3. The absence of a credible cyber deterrence strategy means that states and non-state actors alike remain incentivised to undertake low-scale cyber operations for a variety of purposes espionage, cyber crime, and even the disruption of critical information infrastructure.


The Indian cyber security market:

1. The Indian cybersecurity market is poised to experience significant growth across various segments, including cybersecurity services, organization capabilities, startups, jobs and salaries.

2. The digital economy contributes approximately 15% to India’s GDP and it is expected to grow to 20% by 2024.and eCommerce as an industry is expected to grow to $25 Billion by 2024.

3. India’s digital requirements have expanded the data infrastructure to cover more than 120 recognized data centers and cloud networks  which Indian & MNC enterprises and Central & State Governments leverage and access to store data of not just citizens, but also global and domestic transactions

4. Digital payments in India are growing at 13% CAGR, while the mobile wallets domain will soon experience growth of 50% CAGR.


Define the red lines:

1. The same argument must be made for India’s contribution to global regimes crafting norms for responsible state behaviour in cyberspace.India has been an active participant at processes within the First Committee of the United Nations General Assembly dealing with issues of disarmament and international security.

2.  India’s long-term strategic thinking on core issues of debate at these fora remains relatively unknown, barring a few statements by government of India official.

3. A key opportunity herein is a precise articulation of how international law applies to cyberspace, which could mould the global governance debate to further India’s strategic interests and capabilities.

4.  Resolution /Laws  include positioning on not just non-binding norms but also legal obligations on ‘red lines’ with respect to cyberspace-targets that should be considered illegitimate due to their significance for human life, such as health-care systems, electricity grids, water supply, and financial systems.

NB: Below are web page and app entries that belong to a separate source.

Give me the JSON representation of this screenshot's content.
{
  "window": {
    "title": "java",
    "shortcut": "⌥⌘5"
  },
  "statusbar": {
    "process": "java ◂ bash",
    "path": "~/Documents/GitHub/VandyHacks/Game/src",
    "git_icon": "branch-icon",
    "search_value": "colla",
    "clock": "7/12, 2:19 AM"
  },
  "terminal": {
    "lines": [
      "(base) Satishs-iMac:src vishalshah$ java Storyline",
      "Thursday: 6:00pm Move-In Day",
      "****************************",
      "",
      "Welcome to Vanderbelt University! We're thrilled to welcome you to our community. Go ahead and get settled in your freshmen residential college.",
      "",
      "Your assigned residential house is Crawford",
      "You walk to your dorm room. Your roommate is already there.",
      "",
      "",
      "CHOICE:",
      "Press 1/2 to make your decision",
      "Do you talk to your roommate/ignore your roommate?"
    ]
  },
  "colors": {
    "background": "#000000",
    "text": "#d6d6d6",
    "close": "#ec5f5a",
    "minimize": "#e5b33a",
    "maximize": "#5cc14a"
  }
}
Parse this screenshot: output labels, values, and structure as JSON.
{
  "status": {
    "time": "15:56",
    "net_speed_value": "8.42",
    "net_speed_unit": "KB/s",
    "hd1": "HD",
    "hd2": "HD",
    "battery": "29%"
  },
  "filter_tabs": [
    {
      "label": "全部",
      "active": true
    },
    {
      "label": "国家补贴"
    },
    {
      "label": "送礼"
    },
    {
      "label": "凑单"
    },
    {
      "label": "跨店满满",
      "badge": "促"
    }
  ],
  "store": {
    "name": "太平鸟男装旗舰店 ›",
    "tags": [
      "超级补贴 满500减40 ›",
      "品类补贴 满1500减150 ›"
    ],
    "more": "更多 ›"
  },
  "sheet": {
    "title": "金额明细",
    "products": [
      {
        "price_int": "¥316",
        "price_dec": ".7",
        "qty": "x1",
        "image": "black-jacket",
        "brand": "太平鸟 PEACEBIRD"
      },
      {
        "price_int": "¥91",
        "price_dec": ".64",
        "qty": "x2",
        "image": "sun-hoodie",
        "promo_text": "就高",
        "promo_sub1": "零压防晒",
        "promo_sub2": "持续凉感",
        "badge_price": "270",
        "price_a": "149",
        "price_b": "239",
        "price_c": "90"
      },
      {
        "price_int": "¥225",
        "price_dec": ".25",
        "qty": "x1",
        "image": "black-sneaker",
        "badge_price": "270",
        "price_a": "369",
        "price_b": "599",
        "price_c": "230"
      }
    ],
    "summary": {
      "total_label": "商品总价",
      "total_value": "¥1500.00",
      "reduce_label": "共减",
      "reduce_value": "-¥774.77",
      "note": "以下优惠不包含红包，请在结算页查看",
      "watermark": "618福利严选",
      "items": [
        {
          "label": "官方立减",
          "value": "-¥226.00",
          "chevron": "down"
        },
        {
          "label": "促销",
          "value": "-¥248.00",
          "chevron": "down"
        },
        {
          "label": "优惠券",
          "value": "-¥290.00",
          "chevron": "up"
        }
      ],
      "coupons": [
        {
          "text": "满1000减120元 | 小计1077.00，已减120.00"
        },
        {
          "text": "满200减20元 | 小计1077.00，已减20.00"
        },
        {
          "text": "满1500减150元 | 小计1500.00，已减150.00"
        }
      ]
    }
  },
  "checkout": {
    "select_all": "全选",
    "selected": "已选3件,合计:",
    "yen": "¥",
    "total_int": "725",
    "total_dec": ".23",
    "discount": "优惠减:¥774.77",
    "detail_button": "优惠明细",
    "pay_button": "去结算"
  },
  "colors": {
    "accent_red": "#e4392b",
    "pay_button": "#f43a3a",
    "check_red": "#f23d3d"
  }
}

1. Clearer strategy and greater transparency are the need of the hour to improve India’s cybersecurity posture. Because the digital economy contributes approximately 15% to India’s GDP and it is expected to grow to 20% by 2024.and eCommerce as an industry is expected to grow to $25 Billion by 2024.

2. To better detect and counter threats from both state actors and their proxies as well as online criminals, improved coordination is needed between the government and the private sector, as well as within the government itself — and at the national and State levels.

3. A clear public posture on cyber defence and warfare boosts citizen confidence, helps build trust among allies, and clearly signals intent to potential adversaries, thus enabling a more stable and secure cyber ecosystem.